§ ACTION ITEM
The response must contain every line below in which "задачи" appears.
*** Opening of DATA FOR THE TASK ***
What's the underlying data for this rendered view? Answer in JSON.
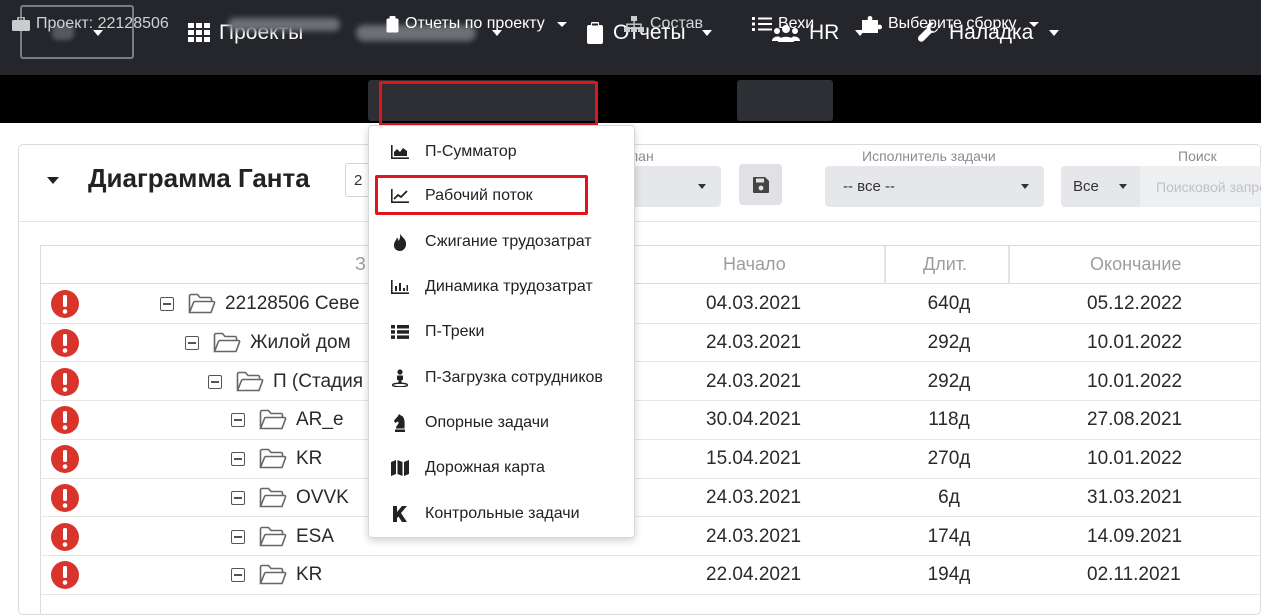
{
  "topnav": {
    "projects_label": "Проекты",
    "reports_label": "Отчеты",
    "hr_label": "HR",
    "setup_label": "Наладка"
  },
  "subnav": {
    "project_label": "Проект: 22128506",
    "project_reports_label": "Отчеты по проекту",
    "composition_label": "Состав",
    "milestones_label": "Вехи",
    "build_label": "Выберите сборку"
  },
  "panel": {
    "title": "Диаграмма Ганта",
    "small_select_value": "2",
    "plan_label": "лан",
    "assignee_label": "Исполнитель задачи",
    "assignee_value": "-- все --",
    "search_label": "Поиск",
    "search_scope": "Все",
    "search_placeholder": "Поисковой запрос"
  },
  "dropdown": {
    "items": [
      {
        "label": "П-Сумматор",
        "icon": "area-chart-icon"
      },
      {
        "label": "Рабочий поток",
        "icon": "line-chart-icon"
      },
      {
        "label": "Сжигание трудозатрат",
        "icon": "fire-icon"
      },
      {
        "label": "Динамика трудозатрат",
        "icon": "bar-chart-icon"
      },
      {
        "label": "П-Треки",
        "icon": "list-icon"
      },
      {
        "label": "П-Загрузка сотрудников",
        "icon": "user-load-icon"
      },
      {
        "label": "Опорные задачи",
        "icon": "chess-knight-icon"
      },
      {
        "label": "Дорожная карта",
        "icon": "map-icon"
      },
      {
        "label": "Контрольные задачи",
        "icon": "k-icon"
      }
    ]
  },
  "table": {
    "headers": {
      "name": "З",
      "start": "Начало",
      "duration": "Длит.",
      "end": "Окончание"
    },
    "rows": [
      {
        "name": "22128506 Севе",
        "start": "04.03.2021",
        "duration": "640д",
        "end": "05.12.2022"
      },
      {
        "name": "Жилой дом",
        "start": "24.03.2021",
        "duration": "292д",
        "end": "10.01.2022"
      },
      {
        "name": "П (Стадия",
        "start": "24.03.2021",
        "duration": "292д",
        "end": "10.01.2022"
      },
      {
        "name": "AR_e",
        "start": "30.04.2021",
        "duration": "118д",
        "end": "27.08.2021"
      },
      {
        "name": "KR",
        "start": "15.04.2021",
        "duration": "270д",
        "end": "10.01.2022"
      },
      {
        "name": "OVVK",
        "start": "24.03.2021",
        "duration": "6д",
        "end": "31.03.2021"
      },
      {
        "name": "ESA",
        "start": "24.03.2021",
        "duration": "174д",
        "end": "14.09.2021"
      },
      {
        "name": "KR",
        "start": "22.04.2021",
        "duration": "194д",
        "end": "02.11.2021"
      }
    ]
  },
  "colors": {
    "topbar": "#24262b",
    "subbar": "#000000",
    "highlight": "#e0141c",
    "alert": "#d9342b"
  }
}
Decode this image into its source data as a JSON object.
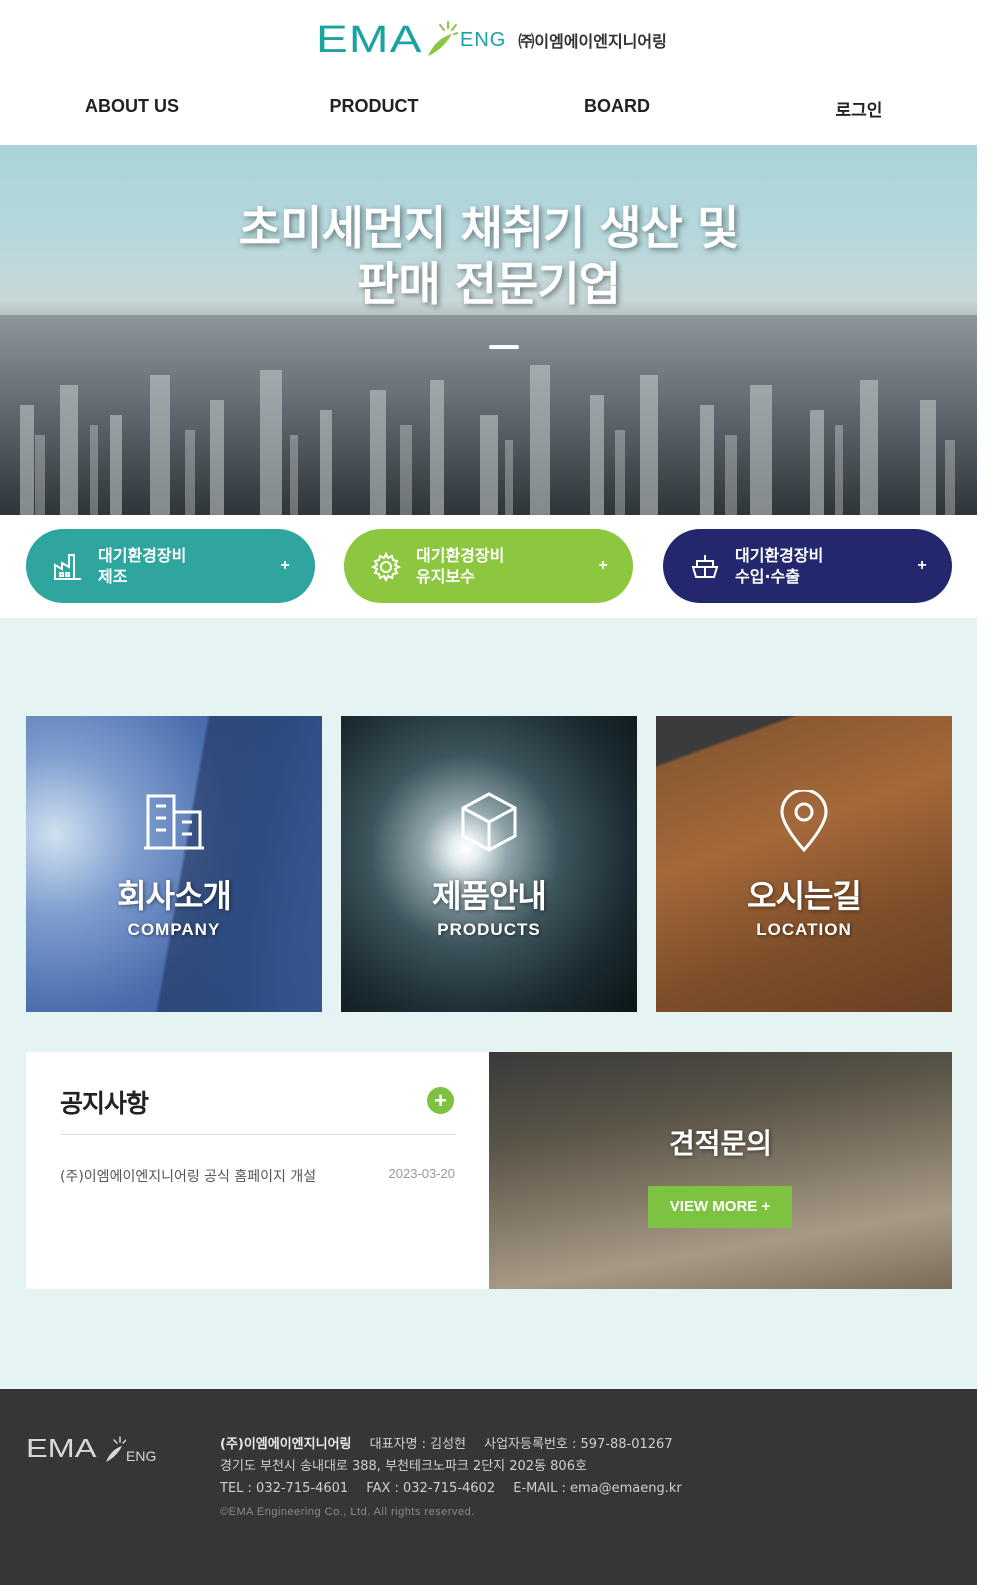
{
  "brand": {
    "logo_ema": "EMA",
    "logo_eng": "ENG",
    "company_kr": "㈜이엠에이엔지니어링"
  },
  "nav": {
    "items": [
      "ABOUT US",
      "PRODUCT",
      "BOARD",
      "로그인"
    ]
  },
  "hero": {
    "title_line1": "초미세먼지 채취기 생산 및",
    "title_line2": "판매 전문기업"
  },
  "services": [
    {
      "line1": "대기환경장비",
      "line2": "제조",
      "icon": "factory-icon",
      "color": "#2fa59f"
    },
    {
      "line1": "대기환경장비",
      "line2": "유지보수",
      "icon": "gear-icon",
      "color": "#8dc63f"
    },
    {
      "line1": "대기환경장비",
      "line2": "수입·수출",
      "icon": "ship-icon",
      "color": "#23286e"
    }
  ],
  "cards": [
    {
      "title": "회사소개",
      "sub": "COMPANY",
      "icon": "building-icon"
    },
    {
      "title": "제품안내",
      "sub": "PRODUCTS",
      "icon": "box-icon"
    },
    {
      "title": "오시는길",
      "sub": "LOCATION",
      "icon": "location-pin-icon"
    }
  ],
  "notice": {
    "title": "공지사항",
    "plus": "+",
    "items": [
      {
        "text": "(주)이엠에이엔지니어링 공식 홈페이지 개설",
        "date": "2023-03-20"
      }
    ]
  },
  "quote": {
    "title": "견적문의",
    "button": "VIEW MORE +"
  },
  "footer": {
    "logo_ema": "EMA",
    "logo_eng": "ENG",
    "company": "(주)이엠에이엔지니어링",
    "ceo": "대표자명 : 김성현",
    "biz_no": "사업자등록번호 : 597-88-01267",
    "address": "경기도 부천시 송내대로 388, 부천테크노파크 2단지 202동 806호",
    "tel": "TEL : 032-715-4601",
    "fax": "FAX : 032-715-4602",
    "email": "E-MAIL : ema@emaeng.kr",
    "copyright": "©EMA Engineering Co., Ltd. All rights reserved."
  },
  "colors": {
    "teal": "#1aa3a0",
    "green": "#7dc240",
    "navy": "#23286e",
    "bg_light": "#e5f3f3",
    "footer_bg": "#363636"
  }
}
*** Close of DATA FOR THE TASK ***
§ ANSWER AREA
    "assignee_label": "Исполнитель задачи",
        "label": "Опорные задачи",
        "label": "Контрольные задачи",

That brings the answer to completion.